Too much privacy

Too much privacy
: Society’s protection of privacy has gone too far; it has turned into privacy paranoia and it has now cost lives.

The nurse who admits killing 30 to 40 patients, Charles Cullen, could not be stopped because each hospital that hired him — each hospital that unwittingly hired this killer, even after reference and background checks — could not find out the problems and suspicions about him at earlier hospital jobs. The New York Times reports that nothing short of a conviction or revocation of license can be passed on. This man was being investigated for suspicious deaths, and that could not be shared.

The system allowed a killer to kill. If the system were different, if this information about this man could have been shared, it would have saved — how many? — 10, 20, 30, 40 lives.

The Star-Ledger also says he had a history of mental illness, suicide attempts, and treatment at a mental institution.

The system allowed a madman to hold my neighbors’ lives in his hands.

Separately this morning, I heard a report on NPR (not yet online) complaining about a data base and Justice Department policy that now allows the names of illegal immigrants set for deportation to be entered into a national police data base. Many have been found this way; many of them felons. Opponents object that local police should not know this because of both privacy issues and because local police are not supposed to enforce federal immigration laws.

But if this had been in place before September 11, 2001, it would have popped out the illegal immigration status of some of the men who hijacked those jets; it would have messed up their plans; imagine if it had stopped them. It would have saved thousands of lives.

Of course, these are complex issues involving labor law, immigration, due process; it’s about more than privacy. But privacy has a great deal to do with this.

Privacy has become a sacred cow in the U.S. and in the E.U. as well. Throwing up the word “privacy” is enough to mobile armies of activists, professors, lawyers, and legislators.

We have George Orwell to thank for much of this, our fear not of Big Brother but of the Big Data Base. It’s mass paranoia.

It is also a way to hide from responsibility.

If a nurse is under investigation — rightly or wrongly — in suspicious deaths, his right to privacy is surely trumped by his employers’ right, need, and duty to know. If an immigrant is still here illegally and is fleeing from the law, isn’t it only sensible for law enforcement to know this?

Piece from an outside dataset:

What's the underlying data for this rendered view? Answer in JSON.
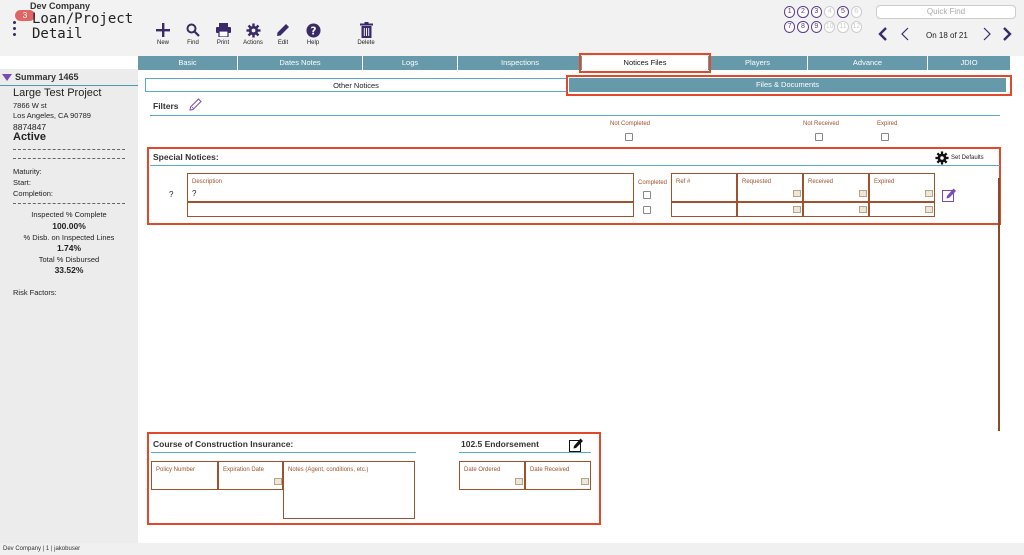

I’ll say something very contrarian: When JetBlue gave data to a company to analyze to try to find patterns that would lead to terrorists, I did not object. I’m not sure the plan made an iota of sense but if there was any chance that such analysis could lead to helping stop the next 9/11, if that’s all it could be used for, then, hell, I’ll help; let me tell you about myself!

Priorities, people. Privacy is an important right in a civilized society but it is not an absolute.